Pedestrian Hit by a Bicycle: Who is at fault?
For pedestrian-cyclist accidents, fault may lay with the pedestrian hit by a bicycle, the bicyclist, or both, depending on the circumstances. Insurers and courts assign fault to whichever party was in breach of his duty of care, i.e., when he acted negligently.
Who is at fault for a pedestrian-cyclist accident?When a pedestrian is hit by a bicycle, one of the first things the insurance company will investigate is fault. Determining fault in these accidents is much like that for other types of traffic accidents. The adjuster will review the facts of the case and any evidence provided, and then determine which party is at fault and therefore liable for damages.
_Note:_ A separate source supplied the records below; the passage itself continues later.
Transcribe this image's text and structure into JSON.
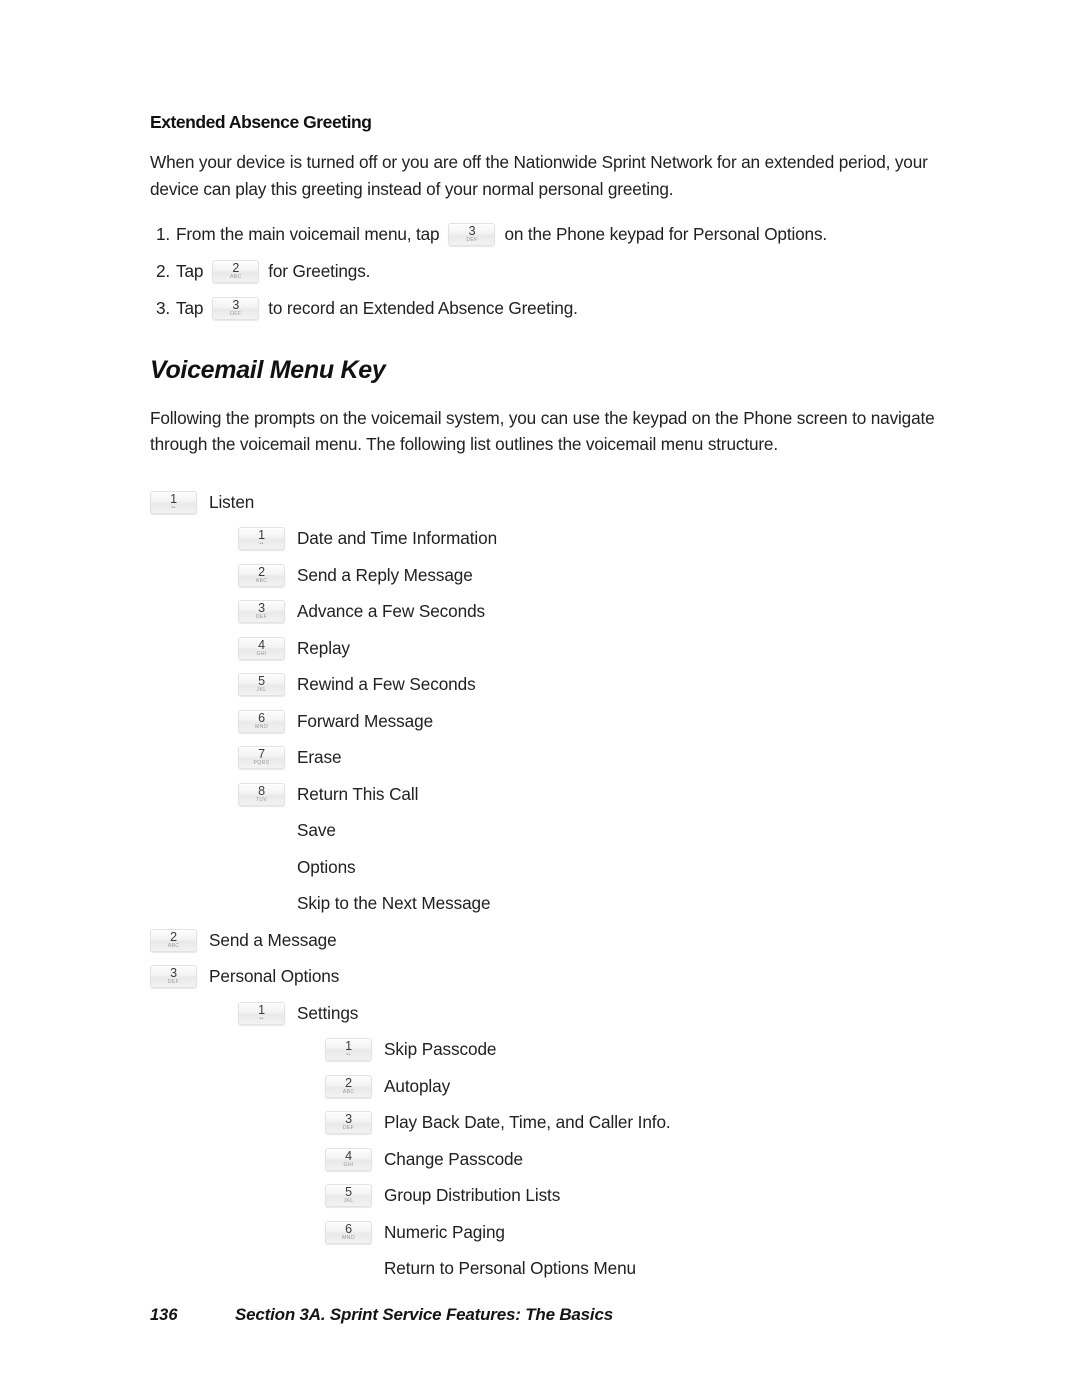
{
  "document": {
    "subheading": "Extended Absence Greeting",
    "intro_paragraph": "When your device is turned off or you are off the Nationwide Sprint Network for an extended period, your device can play this greeting instead of your normal personal greeting.",
    "steps": [
      {
        "number": "1.",
        "text_before": "From the main voicemail menu, tap",
        "key": {
          "digit": "3",
          "letters": "DEF"
        },
        "text_after": "on the Phone keypad for Personal Options."
      },
      {
        "number": "2.",
        "text_before": "Tap",
        "key": {
          "digit": "2",
          "letters": "ABC"
        },
        "text_after": "for Greetings."
      },
      {
        "number": "3.",
        "text_before": "Tap",
        "key": {
          "digit": "3",
          "letters": "DEF"
        },
        "text_after": "to record an Extended Absence Greeting."
      }
    ],
    "heading": "Voicemail Menu Key",
    "heading_paragraph": "Following the prompts on the voicemail system, you can use the keypad on the Phone screen to navigate through the voicemail menu. The following list outlines the voicemail menu structure.",
    "menu_tree": [
      {
        "level": 1,
        "key": {
          "digit": "1",
          "letters": "••"
        },
        "label": "Listen"
      },
      {
        "level": 2,
        "key": {
          "digit": "1",
          "letters": "••"
        },
        "label": "Date and Time Information"
      },
      {
        "level": 2,
        "key": {
          "digit": "2",
          "letters": "ABC"
        },
        "label": "Send a Reply Message"
      },
      {
        "level": 2,
        "key": {
          "digit": "3",
          "letters": "DEF"
        },
        "label": "Advance a Few Seconds"
      },
      {
        "level": 2,
        "key": {
          "digit": "4",
          "letters": "GHI"
        },
        "label": "Replay"
      },
      {
        "level": 2,
        "key": {
          "digit": "5",
          "letters": "JKL"
        },
        "label": "Rewind a Few Seconds"
      },
      {
        "level": 2,
        "key": {
          "digit": "6",
          "letters": "MNO"
        },
        "label": "Forward Message"
      },
      {
        "level": 2,
        "key": {
          "digit": "7",
          "letters": "PQRS"
        },
        "label": "Erase"
      },
      {
        "level": 2,
        "key": {
          "digit": "8",
          "letters": "TUV"
        },
        "label": "Return This Call"
      },
      {
        "level": 2,
        "key": null,
        "label": "Save"
      },
      {
        "level": 2,
        "key": null,
        "label": "Options"
      },
      {
        "level": 2,
        "key": null,
        "label": "Skip to the Next Message"
      },
      {
        "level": 1,
        "key": {
          "digit": "2",
          "letters": "ABC"
        },
        "label": "Send a Message"
      },
      {
        "level": 1,
        "key": {
          "digit": "3",
          "letters": "DEF"
        },
        "label": "Personal Options"
      },
      {
        "level": 2,
        "key": {
          "digit": "1",
          "letters": "••"
        },
        "label": "Settings"
      },
      {
        "level": 3,
        "key": {
          "digit": "1",
          "letters": "••"
        },
        "label": "Skip Passcode"
      },
      {
        "level": 3,
        "key": {
          "digit": "2",
          "letters": "ABC"
        },
        "label": "Autoplay"
      },
      {
        "level": 3,
        "key": {
          "digit": "3",
          "letters": "DEF"
        },
        "label": "Play Back Date, Time, and Caller Info."
      },
      {
        "level": 3,
        "key": {
          "digit": "4",
          "letters": "GHI"
        },
        "label": "Change Passcode"
      },
      {
        "level": 3,
        "key": {
          "digit": "5",
          "letters": "JKL"
        },
        "label": "Group Distribution Lists"
      },
      {
        "level": 3,
        "key": {
          "digit": "6",
          "letters": "MNO"
        },
        "label": "Numeric Paging"
      },
      {
        "level": 3,
        "key": null,
        "label": "Return to Personal Options Menu"
      }
    ],
    "footer": {
      "page_number": "136",
      "section_title": "Section 3A. Sprint Service Features: The Basics"
    },
    "colors": {
      "text": "#212121",
      "heading": "#111111",
      "key_face": "#f4f4f4",
      "key_border": "#e2e2e2",
      "key_letters": "#9a9a9a",
      "background": "#ffffff"
    }
  }
}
Like all other road users, pedestrians and cyclists must know and obey the rules of the road so as not to cause harm to others. When they violate rules and travel carelessly, it not only puts themselves and others at risk of harm, it also makes them financially liable for any damages they cause as a result of their negligence.
What are some examples of negligence in a pedestrian-cyclist accident?An investigation may find a cyclist or pedestrian who violates traffic law or does not exercise care at fault for an accident. For example, Tex. Transp. Code § 552.006 prohibits pedestrians from walking on the roadway when there is a sidewalk accessible. If a pedestrian was walking on the road despite a readily available sidewalk and a cyclist struck her, she will likely be at least partly responsible for the accident because she was in violation of the law.
Similarly, Sec. 551.104 mandates that cyclists must have good working brakes on their bikes. If a cyclist was speeding down a hill on an old bike with shoddy brakes and could not stop in time to avoid hitting a pedestrian, an insurer or court may find him negligent.
Other forms of negligence common in pedestrian-bicycle accidents include:
- Being under the influence
- Distraction (e.g., cell phones, earbuds with loud music, etc.)
- Traveling in undesignated areas (e.g., crossing at a non-intersection, riding on pedestrian path, etc.)
What if both parties are to blame for the collision?There are many cases in which both parties may be partly responsible for the accident. Let us say a cyclist was speeding along the curb in stopped traffic, and a pedestrian crossed without warning in the middle of the roadway. If both parties were acting negligently when the accident occurred, the insurer or courts will assign both of them with a degree of fault.
Recovery of damages in this case would hinge on Texas's comparative fault rule. The rule states that an insurer can reduce the damage award by the other party's degree of fault. So in the above example, if the both parties were assigned with 50 percent fault for the wreck, they can recover 50 percent of their damages. And if either party was more than 50 percent liable for the accident, that party would be unable to recover any compensation. (Tx. Civ. Prac. & Rem. § 33.001)